*TASK INSTRUCTIONS:* Select from the records below every line that has the word "note" in it.

*MATERIAL TO PROCESS:*
————

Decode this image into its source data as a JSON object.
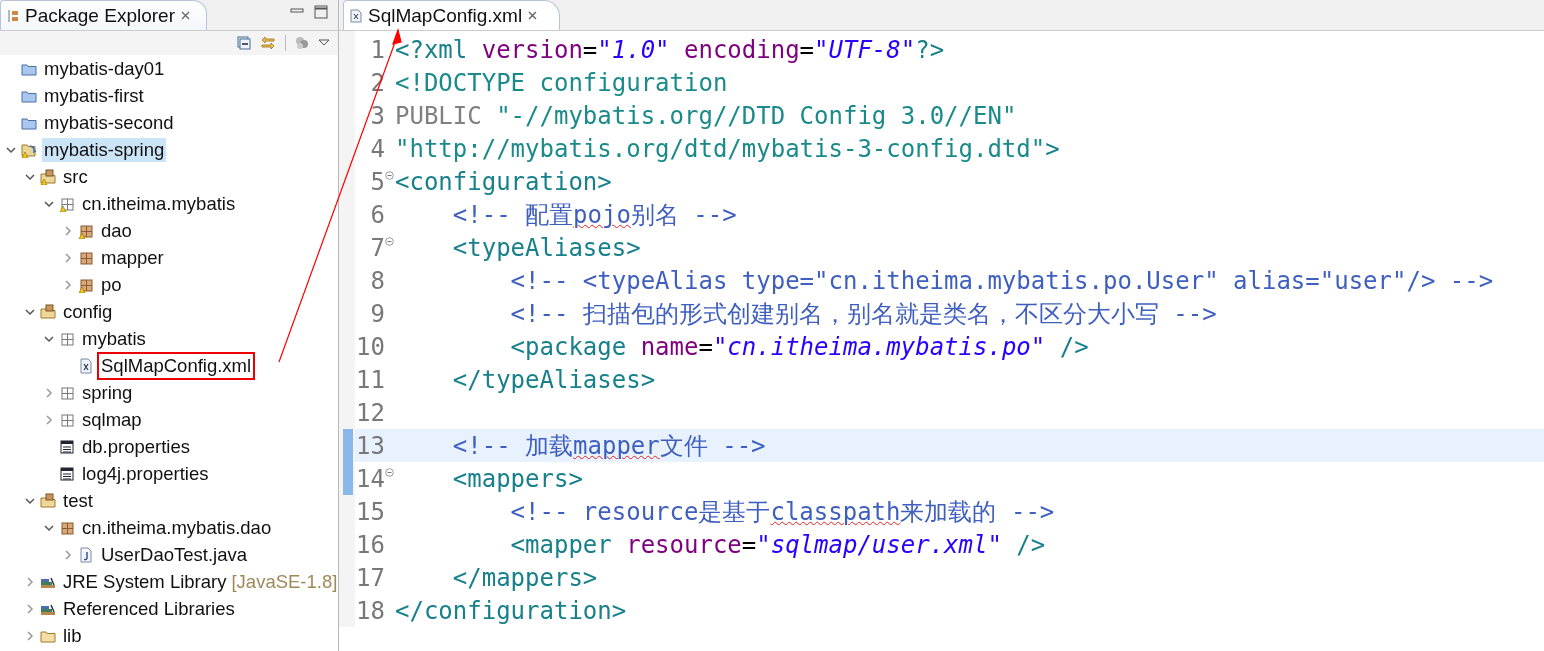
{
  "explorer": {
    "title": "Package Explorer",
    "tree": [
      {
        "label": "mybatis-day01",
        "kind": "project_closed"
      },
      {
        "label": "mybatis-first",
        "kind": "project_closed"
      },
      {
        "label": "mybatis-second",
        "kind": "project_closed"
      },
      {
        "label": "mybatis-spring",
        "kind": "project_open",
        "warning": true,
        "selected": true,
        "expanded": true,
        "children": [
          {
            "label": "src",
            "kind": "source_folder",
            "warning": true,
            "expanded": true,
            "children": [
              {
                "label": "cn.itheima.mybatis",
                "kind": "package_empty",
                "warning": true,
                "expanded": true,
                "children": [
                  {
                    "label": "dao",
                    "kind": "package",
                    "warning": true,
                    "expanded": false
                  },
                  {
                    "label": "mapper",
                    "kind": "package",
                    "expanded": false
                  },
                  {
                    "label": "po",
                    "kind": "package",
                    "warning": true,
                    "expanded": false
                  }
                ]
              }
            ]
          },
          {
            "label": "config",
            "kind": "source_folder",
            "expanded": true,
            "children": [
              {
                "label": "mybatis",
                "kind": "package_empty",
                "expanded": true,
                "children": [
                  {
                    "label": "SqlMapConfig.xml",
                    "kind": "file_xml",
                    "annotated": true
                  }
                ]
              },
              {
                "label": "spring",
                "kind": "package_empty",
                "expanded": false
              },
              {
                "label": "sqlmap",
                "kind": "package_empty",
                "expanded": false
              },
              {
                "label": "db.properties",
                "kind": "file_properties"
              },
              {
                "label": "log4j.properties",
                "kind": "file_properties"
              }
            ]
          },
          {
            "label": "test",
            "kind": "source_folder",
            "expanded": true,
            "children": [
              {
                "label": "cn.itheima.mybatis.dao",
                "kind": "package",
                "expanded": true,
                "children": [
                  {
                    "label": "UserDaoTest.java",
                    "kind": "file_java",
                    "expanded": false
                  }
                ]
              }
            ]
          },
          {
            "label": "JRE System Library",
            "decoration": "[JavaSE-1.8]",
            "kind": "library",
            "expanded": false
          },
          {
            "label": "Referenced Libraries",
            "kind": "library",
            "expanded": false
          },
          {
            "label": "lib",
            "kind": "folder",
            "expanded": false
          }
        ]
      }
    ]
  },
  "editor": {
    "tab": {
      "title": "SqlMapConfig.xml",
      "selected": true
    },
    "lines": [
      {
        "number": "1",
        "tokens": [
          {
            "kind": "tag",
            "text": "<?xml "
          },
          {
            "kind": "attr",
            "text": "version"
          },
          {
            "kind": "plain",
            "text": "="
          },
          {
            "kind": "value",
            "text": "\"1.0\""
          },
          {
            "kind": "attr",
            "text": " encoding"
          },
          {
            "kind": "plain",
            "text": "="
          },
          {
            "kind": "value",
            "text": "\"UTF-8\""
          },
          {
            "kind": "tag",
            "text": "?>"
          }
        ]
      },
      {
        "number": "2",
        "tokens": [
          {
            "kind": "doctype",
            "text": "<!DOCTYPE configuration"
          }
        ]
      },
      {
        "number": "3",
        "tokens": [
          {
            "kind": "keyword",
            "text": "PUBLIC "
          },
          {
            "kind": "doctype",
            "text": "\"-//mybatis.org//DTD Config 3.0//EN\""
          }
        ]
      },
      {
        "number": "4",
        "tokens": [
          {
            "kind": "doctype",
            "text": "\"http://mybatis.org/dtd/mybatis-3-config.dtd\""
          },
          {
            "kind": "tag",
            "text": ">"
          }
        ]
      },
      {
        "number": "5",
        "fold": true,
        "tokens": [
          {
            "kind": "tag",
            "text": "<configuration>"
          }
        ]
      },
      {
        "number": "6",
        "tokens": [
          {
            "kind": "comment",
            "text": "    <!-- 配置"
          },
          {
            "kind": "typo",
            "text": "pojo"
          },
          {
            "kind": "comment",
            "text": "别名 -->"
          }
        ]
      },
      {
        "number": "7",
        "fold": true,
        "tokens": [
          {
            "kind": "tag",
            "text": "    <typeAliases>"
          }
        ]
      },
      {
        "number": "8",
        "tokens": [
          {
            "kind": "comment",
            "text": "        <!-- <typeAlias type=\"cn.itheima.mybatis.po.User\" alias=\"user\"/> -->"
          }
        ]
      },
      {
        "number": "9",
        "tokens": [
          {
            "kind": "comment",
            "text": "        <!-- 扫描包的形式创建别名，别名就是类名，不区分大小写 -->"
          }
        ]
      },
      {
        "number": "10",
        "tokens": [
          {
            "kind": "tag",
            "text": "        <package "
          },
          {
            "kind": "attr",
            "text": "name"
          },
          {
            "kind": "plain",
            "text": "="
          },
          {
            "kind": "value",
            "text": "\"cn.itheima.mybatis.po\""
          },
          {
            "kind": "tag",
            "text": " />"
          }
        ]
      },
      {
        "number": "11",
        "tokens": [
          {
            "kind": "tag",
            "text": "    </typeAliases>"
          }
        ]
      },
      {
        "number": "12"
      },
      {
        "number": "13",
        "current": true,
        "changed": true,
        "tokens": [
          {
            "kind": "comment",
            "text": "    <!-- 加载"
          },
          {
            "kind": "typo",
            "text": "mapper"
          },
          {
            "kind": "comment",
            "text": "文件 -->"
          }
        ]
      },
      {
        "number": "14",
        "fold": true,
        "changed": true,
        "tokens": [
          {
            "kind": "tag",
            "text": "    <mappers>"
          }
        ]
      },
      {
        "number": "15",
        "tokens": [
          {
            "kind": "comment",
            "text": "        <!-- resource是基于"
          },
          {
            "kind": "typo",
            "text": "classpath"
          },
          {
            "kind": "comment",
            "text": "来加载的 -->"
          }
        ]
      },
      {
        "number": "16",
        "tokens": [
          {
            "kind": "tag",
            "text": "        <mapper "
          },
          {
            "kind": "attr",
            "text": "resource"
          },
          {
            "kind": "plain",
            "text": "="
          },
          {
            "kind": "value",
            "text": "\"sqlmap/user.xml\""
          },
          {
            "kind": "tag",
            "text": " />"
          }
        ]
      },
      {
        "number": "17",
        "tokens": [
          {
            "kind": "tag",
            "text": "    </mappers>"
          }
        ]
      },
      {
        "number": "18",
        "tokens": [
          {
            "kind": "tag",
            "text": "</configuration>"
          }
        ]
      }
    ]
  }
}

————

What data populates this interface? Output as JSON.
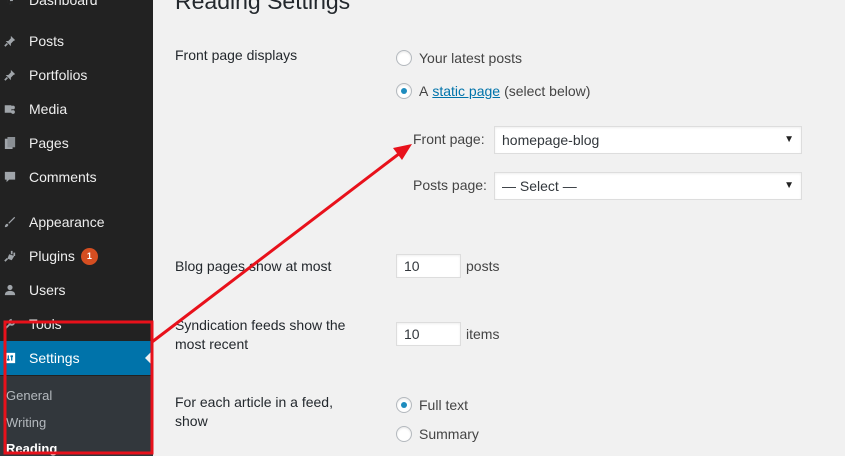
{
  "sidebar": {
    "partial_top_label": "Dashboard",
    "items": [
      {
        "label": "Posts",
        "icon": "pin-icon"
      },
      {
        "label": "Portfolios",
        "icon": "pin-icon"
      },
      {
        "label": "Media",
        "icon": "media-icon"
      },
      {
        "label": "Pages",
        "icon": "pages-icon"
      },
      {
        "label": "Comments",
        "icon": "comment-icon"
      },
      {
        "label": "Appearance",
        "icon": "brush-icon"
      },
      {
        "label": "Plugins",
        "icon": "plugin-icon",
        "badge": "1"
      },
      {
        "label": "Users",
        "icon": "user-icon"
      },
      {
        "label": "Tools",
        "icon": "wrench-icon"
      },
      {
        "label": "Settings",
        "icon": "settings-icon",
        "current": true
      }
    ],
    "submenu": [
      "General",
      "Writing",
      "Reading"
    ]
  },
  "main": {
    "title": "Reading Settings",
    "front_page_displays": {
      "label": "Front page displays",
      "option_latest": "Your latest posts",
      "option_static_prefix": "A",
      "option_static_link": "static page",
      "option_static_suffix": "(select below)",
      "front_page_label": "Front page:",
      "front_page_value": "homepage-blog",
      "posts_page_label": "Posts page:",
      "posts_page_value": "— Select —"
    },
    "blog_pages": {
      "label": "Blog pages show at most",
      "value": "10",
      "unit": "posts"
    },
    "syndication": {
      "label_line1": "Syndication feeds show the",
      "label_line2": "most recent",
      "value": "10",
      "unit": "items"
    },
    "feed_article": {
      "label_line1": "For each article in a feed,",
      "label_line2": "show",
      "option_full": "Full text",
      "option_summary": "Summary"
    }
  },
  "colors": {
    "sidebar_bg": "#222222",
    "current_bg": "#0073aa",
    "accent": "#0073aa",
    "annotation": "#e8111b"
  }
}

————

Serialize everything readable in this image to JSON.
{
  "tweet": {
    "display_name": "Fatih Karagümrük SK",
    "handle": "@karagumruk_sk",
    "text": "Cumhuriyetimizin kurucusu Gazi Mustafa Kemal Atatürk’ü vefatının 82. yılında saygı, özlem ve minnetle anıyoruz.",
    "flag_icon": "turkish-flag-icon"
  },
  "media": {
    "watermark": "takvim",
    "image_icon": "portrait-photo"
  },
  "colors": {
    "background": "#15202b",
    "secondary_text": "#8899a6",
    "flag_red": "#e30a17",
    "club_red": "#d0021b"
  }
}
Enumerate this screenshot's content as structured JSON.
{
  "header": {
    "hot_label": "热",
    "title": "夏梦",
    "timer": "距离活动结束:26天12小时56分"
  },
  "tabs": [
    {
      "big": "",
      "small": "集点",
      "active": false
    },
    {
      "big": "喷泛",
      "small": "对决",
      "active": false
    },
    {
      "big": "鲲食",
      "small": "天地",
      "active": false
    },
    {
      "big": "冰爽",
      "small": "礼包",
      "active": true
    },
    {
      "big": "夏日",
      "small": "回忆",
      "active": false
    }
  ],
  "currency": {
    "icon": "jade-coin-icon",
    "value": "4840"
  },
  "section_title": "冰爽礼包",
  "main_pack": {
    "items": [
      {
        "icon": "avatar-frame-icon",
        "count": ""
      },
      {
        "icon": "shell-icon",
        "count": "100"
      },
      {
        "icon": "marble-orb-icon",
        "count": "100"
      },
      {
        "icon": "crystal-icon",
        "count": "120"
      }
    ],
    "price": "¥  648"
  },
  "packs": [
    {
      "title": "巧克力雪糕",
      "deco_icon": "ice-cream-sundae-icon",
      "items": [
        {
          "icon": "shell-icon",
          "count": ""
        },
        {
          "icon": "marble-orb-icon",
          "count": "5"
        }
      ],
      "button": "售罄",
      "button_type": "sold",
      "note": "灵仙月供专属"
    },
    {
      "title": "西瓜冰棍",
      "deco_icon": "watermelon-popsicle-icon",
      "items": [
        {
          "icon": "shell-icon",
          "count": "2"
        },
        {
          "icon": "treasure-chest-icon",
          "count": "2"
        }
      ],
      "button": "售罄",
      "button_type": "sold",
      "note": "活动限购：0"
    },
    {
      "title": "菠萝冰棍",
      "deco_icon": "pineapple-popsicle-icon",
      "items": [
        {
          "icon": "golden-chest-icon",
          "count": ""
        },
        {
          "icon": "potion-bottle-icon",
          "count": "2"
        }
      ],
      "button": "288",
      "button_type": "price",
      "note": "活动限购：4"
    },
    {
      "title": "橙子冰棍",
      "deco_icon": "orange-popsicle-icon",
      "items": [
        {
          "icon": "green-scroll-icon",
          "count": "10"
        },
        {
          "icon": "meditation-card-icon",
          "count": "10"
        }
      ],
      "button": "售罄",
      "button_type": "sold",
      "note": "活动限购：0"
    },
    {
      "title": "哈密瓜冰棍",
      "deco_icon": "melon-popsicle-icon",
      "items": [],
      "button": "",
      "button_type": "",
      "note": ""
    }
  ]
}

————

*RESULT OF THE TASK:*
      "note": "灵仙月供专属"
      "note": "活动限购：0"
      "note": "活动限购：4"
      "note": "活动限购：0"
      "note": ""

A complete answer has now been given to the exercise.